Lisa Bernard-Kuhn reports:
When Procter & Gamble shareholders gather for their annual meeting this week, they’ll be asked to re-elect company director Angela Braly – and, in effect, approve the makeup of a board heavily weighted with Fortune 500 CEOs.
Braly resigned as Wellpoint Inc.’s CEO last month under mounting shareholder pressure. Under P&G’s corporate governance guidelines, any board director whose job changes “substantially” is required to submit his or her resignation to the board.
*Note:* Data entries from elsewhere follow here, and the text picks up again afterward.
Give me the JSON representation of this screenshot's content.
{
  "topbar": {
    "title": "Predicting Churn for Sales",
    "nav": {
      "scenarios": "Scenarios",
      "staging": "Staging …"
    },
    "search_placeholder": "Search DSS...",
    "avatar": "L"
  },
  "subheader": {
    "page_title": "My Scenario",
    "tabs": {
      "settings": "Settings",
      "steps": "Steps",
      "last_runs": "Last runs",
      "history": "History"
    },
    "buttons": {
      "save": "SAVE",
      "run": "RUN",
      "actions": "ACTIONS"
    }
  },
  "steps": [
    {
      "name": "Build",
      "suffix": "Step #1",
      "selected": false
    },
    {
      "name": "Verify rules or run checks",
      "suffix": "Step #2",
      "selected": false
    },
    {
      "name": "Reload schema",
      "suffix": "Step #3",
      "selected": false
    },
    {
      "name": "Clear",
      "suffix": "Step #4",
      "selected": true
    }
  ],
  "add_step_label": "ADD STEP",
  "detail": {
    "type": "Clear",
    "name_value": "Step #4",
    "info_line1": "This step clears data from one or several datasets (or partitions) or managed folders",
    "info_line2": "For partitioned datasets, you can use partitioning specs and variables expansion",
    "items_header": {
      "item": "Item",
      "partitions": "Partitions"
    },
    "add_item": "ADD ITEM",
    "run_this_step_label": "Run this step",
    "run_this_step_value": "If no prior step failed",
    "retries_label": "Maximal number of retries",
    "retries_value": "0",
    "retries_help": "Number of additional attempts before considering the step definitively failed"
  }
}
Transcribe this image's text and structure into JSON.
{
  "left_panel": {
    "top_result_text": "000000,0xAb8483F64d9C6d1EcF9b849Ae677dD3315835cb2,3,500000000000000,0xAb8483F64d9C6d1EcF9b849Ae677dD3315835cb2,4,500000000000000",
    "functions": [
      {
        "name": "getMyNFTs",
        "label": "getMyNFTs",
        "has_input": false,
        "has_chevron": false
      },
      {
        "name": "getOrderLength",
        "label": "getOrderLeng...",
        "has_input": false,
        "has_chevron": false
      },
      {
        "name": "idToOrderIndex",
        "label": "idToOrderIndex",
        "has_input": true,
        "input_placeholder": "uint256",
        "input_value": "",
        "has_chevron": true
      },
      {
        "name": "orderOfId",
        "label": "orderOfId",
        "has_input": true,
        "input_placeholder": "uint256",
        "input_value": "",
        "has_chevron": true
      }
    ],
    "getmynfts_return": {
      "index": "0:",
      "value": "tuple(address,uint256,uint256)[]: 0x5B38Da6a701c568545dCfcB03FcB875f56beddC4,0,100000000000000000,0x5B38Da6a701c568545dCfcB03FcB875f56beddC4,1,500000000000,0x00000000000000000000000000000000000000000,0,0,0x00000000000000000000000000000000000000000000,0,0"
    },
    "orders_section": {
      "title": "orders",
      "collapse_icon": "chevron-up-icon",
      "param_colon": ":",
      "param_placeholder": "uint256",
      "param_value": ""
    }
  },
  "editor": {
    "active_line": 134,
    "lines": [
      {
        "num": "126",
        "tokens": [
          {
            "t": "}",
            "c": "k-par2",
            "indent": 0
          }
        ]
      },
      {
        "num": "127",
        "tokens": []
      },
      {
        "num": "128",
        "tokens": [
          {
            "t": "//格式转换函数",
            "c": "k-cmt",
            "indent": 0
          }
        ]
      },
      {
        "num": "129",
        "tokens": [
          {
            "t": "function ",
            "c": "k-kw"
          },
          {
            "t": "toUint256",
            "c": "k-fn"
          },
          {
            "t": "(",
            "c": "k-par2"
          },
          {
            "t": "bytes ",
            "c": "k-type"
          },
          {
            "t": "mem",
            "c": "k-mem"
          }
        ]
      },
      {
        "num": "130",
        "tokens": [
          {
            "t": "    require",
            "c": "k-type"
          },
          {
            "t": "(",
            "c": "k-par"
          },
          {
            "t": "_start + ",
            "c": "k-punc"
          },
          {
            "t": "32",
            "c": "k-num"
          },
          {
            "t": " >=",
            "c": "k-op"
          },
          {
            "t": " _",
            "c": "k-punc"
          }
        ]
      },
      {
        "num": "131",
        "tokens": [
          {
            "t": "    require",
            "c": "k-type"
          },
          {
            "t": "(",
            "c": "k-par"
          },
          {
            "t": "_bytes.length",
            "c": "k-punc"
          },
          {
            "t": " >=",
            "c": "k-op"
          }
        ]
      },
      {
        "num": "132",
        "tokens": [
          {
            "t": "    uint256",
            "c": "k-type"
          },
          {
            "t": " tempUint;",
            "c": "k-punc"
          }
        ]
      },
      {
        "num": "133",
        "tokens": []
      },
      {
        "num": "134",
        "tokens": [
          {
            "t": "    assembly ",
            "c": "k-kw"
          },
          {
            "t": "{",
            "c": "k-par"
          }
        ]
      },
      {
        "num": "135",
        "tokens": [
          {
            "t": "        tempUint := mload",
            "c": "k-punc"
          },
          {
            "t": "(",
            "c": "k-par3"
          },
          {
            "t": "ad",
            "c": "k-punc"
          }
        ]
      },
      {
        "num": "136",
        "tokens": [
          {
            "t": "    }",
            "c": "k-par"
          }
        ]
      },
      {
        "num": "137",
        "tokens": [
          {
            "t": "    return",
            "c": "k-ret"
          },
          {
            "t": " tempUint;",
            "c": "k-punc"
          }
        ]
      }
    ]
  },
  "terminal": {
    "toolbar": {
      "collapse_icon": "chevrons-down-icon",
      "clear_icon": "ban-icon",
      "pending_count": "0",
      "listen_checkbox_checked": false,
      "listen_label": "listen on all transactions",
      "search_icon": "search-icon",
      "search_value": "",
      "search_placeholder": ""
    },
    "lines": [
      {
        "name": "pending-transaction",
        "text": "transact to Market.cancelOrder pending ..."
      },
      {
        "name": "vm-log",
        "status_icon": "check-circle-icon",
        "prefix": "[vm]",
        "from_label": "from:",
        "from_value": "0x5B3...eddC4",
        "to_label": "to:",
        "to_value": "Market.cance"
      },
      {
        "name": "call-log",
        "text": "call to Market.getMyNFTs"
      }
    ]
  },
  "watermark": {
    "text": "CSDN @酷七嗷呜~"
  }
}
“Ms. Braly did submit her resignation… and based on her vast amount of leadership, consumer industry, government and marketing experience, which has not changed, the board decided to reject her resignation,” P&G spokeswoman Jennifer Chelune said in an e-mail to The Enquirer. “Ms. Braly is delighted to remain a productive and valued member of our board of directors.”
The board is recommending that shareholders re-elect Braly when they meet at their annual meeting on Tuesday. It’s scheduled for 9 a.m. downtown at Aronoff Center for the Arts, 650 Walnut Street.
Braly could not be reached for comment.
During her tenure at Wellpoint, the health insurance company became politicians’ go-to example for why healthcare reform is needed. Critics called out the company for targeting policeholders with expensive conditions and finding reasons to drop their insurance coverage.
Braly was known for being quick to defend the Indianapolis-based firm. She wrangled with regulators, Congress and even President Barack Obama over her company’s pricing and business practices.
Since 2009, she has been one of 11 members on P&G’s high-ranking board, which boasts five other CEOs.
While CEOs lend considerable expertise to the boards they serve, some corporate governance experts say there is a tipping point. Having too many top executives with high-profile jobs and busy schedules can weaken a board, they say.
“Even if (Braly) were not on the P&G board, that’s too many CEOs for it to actually do an acceptable job,” said Paul Hodgson, chief analyst at GMI Ratings.
The New York-based corporate governance research firm gives P&G a “C” in its scorecard of the company’s board composition and leadership.
“This is a very busy board,” Hodgson says.
And 2013 is shaping up to be among the busiest years in P&G’s recent history.
The company is battling a sagging economy and stalled sales in its developed markets and working through a restructuring plan aimed at cutting $10 billion in costs by 2016.
P&G’s leadership also is standing guard as activist investor Bill Ackman unveils his plans for the $84 billion-a-year, consumer products giant. Ackman’s hedge fund Pershing Square Capital earlier this year spent $1.8 billion to buy a 1 percent stake in P&G, signaling it will push for changes to increase company profits and shareholder return.
P&G’s board last month restated its support for CEO Bob McDonald, following news that Ackman has requested that McDonald be replaced.
“This is really a time when a board needs to swing into action,” Hodgson said. “Their primary responsibility is to represent shareholder interests. From that point of view, having one or two CEOs on the board is an advantage, but more than that is too many.”
For P&G’s part, Chelune said the board “has an extraordinary level of leadership experience, is highly engaged and has a strong track record of attendance and participation.”
Now that Braly is no longer a CEO, P&G says its board CEO membership is below averages found at other large U.S.-based companies.
“Across industries – manufacturing, financial services, non-financial services – about half of board members are CEOs, presidents or board chairs of for-profit companies,” said Chelune, citing a 2011 report by The Conference Board, a New York-based corporate governance consultant.
Last year, P&G’s board also revised its guidelines to limit the number of outside public board positions that directors can hold.
The board chair is limited to two additional outside public boards. Directors who are CEOs at other public companies also are limited to two additional public boards. Other directors, excluding McDonald, are limited to three additional public boards.
All directors are in compliance with the policy, according to P&G’s recently filed proxy.
Over the past year, directors attended more than than 86 percent of board and committee meetings. Attendance under 75 percent of meetings gives cause for the board chair and governance committee to consider the reason for an absence.
For the upcoming shareholder meeting, Ackman missed a May deadline to nominate new directors, a tool he has used at other companies to gain support for his shake-up plans.
So far, he has yet to say what his plans are. He’ll need considerable support from shareholders and the board to push through any agenda.
Hodgson says Ackman still could lobby for new members to be elected in the future. The board’s guidelines allow it to have 10 to 15 members.
“Regardless, they could still appoint new members, and I would think it is still one of the weapons in (Ackman’s) armory that he will consider using at some point,” Hodgson said.